ACTIVITY → Omit every picture. Return all other data as it stands.

[Interface dataset entries]
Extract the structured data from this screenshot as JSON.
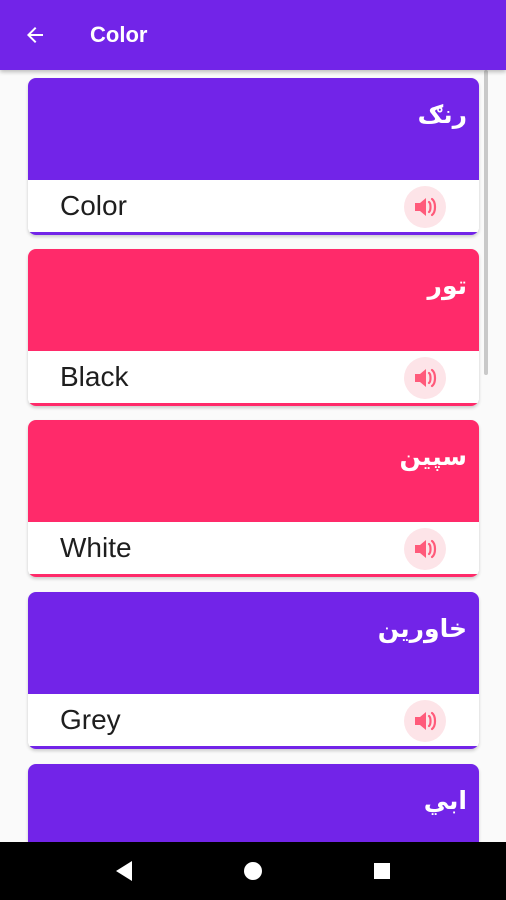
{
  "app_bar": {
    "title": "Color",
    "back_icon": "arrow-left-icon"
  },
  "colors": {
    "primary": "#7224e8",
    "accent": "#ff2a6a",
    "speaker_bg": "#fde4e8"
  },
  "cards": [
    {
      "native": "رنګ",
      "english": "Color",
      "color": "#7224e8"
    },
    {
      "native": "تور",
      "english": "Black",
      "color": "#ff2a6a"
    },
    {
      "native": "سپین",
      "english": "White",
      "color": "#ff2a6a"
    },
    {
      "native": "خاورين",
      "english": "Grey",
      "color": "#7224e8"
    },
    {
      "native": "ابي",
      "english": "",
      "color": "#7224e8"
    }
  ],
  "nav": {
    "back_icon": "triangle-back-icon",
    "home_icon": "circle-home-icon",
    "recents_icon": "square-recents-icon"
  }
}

PROBLEM SOLUTION →
Extract the structured data from this screenshot as JSON.
{
  "app_bar": {
    "title": "Color",
    "back_icon": "arrow-left-icon"
  },
  "colors": {
    "primary": "#7224e8",
    "accent": "#ff2a6a",
    "speaker_bg": "#fde4e8"
  },
  "cards": [
    {
      "native": "رنګ",
      "english": "Color",
      "color": "#7224e8"
    },
    {
      "native": "تور",
      "english": "Black",
      "color": "#ff2a6a"
    },
    {
      "native": "سپین",
      "english": "White",
      "color": "#ff2a6a"
    },
    {
      "native": "خاورين",
      "english": "Grey",
      "color": "#7224e8"
    },
    {
      "native": "ابي",
      "english": "",
      "color": "#7224e8"
    }
  ],
  "nav": {
    "back_icon": "triangle-back-icon",
    "home_icon": "circle-home-icon",
    "recents_icon": "square-recents-icon"
  }
}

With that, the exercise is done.